    ‘Publishing experimental prints at the time, even by an artist with a name as illustrious as Moore’s, was a considerable act of faith. Although a healthy market had existed, especially for etching, at the beginning of the twentieth century, wars and economic crises severely crippled development and that later flowering, which has since been dubbed the British Print Renaissance, did not really get under way until the late 1950s and early 1960s. So, these collographs represent an exceptionally early stirring of the post-war interest in artists’ prints.’

    Extract from ‘Henry Moore Graphics in the Making’, Tate Gallery, 1975

  • TERRY FROST | Timberaine D

    The Timberaine series is a compelling meditation on pure colour and Frost sustained the idea across a sequence of 10 variations in total. Timberaine D is from a relatively small edition of 16 and good examples very rarely come to market. Frost’s publisher, Charles Booth-Clibborn provides background to the series:

    ‘The idea for the Timberaine woodcuts originated from a large painting of stripes that Terry had recently completed, which itself was inspired by the trunks of trees in a forest. Terry referred to the painting as ‘a jungle’ and concocted the title from the words ’timber’ and ‘rainforest’: ‘I wanted a title that described what I was doing. ‘Timberaine’ is a rainforest. It is about timber and trunks.

    ’Terry wanted to develop the stripe theme further and felt that this was best served by exploring it in a series of six different ‘jungle’ scenarios through the medium of woodcut. Woodcut also allowed him to accomplish the quality and clarity of design he envisioned, contrary to the painting in which the edges of the stripes were inevitably softer. Terry made one full-size preparatory sketch from which Hugh cut the woodblocks. One block was cut for each colour stripe, with a total of ten blocks. Under the guidance of Hugh, Terry chose a specific grain of wood - ash, this time - to create the most appropriate surface texture for the series. The same blocks were used for each triptych, using different colour variations. Terry relished playing with the value and weight of colours, relating them to each other and arranging them in different sequences.’

    Extract from ‘Terry Frost Prints - A Catalogue Raisonné’, Dominic Kemp 2010


    Examples of Chillida’s graphic work are a rare find and large format examples such as this are rarer still. His work is always a welcome addition to the collection and allows us to further explore the dialogue between printmaking and sculpture - a subject that has been a particular fascination for us in the gallery in recent years.

    ‘Chillida began working in lithography, etchings, silkscreen and woodcuts in 1950, and printmaking represented a significant part of his artistic output thereafter. His graphic works are not mere references to his sculptural work, but artistic expressions in their own right and like his sculpture, they display a preoccupation with form, space and framing. Absence is therefore as important as presence. The balance of dualities such as black/white, heaviness/lightness and emptiness/fullness give Chillida’s work a universal importance: a forum to contemplate our boundaries and freedoms.

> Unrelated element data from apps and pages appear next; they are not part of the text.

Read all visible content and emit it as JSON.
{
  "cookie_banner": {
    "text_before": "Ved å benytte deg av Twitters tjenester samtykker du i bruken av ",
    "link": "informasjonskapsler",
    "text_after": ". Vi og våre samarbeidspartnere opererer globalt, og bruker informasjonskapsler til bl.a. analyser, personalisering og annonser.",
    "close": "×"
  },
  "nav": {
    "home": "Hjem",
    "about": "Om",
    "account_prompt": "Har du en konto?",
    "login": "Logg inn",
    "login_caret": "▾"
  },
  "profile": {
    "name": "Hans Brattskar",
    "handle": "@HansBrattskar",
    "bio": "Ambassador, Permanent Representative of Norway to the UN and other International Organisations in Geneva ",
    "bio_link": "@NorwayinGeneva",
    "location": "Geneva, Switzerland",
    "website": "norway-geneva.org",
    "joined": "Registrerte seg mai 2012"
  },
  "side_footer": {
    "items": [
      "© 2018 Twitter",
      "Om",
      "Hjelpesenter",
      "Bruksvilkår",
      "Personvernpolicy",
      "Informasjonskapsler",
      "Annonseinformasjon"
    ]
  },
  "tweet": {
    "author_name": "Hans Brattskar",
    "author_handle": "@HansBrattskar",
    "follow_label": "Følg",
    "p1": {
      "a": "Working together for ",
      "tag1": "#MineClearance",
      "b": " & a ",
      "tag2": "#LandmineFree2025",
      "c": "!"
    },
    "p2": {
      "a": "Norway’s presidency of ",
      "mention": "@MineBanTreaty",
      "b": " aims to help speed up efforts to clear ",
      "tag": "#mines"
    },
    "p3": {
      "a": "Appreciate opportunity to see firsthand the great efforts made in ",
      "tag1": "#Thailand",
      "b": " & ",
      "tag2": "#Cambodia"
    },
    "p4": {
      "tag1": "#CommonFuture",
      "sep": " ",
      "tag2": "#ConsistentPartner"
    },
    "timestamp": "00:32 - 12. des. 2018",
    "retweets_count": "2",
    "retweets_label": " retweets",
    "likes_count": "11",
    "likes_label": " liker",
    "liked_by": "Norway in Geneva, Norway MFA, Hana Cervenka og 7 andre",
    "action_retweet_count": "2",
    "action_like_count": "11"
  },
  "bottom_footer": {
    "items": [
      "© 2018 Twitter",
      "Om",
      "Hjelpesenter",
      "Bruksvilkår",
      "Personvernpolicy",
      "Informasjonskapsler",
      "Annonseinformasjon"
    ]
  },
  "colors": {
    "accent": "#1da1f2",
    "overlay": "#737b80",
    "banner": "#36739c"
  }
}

    In Chillida’s early graphic works, the composition was often dominated by unconnected strokes. During the 1960s he also developed black panes with white internal lines to form compositions and this idea continued well into the 1970s. These black block-like surfaces, with straight lines and perfect angles, gave the appearance of recognizable shapes and helped to infuse the works with a sense of order. Chillida worked mainly in etching, embracing the full materiality of the technique. Instead of using the basic rectangular plate, he would often cut the etched plate into a shape leaving the shaped plate mark when pressed: the embossing becomes part of the composition. From the 1980s, Chillida used embossing or relief, to give a more pronounced third dimension to his graphic works. This use of embossing became increasingly important until it became one of the most significant features of his etching technique.’

    Extract from ‘Eduardo Chillida Graphic Works’, Adam Gallery, 2009

  • At a glance in the Gallery - Resolutions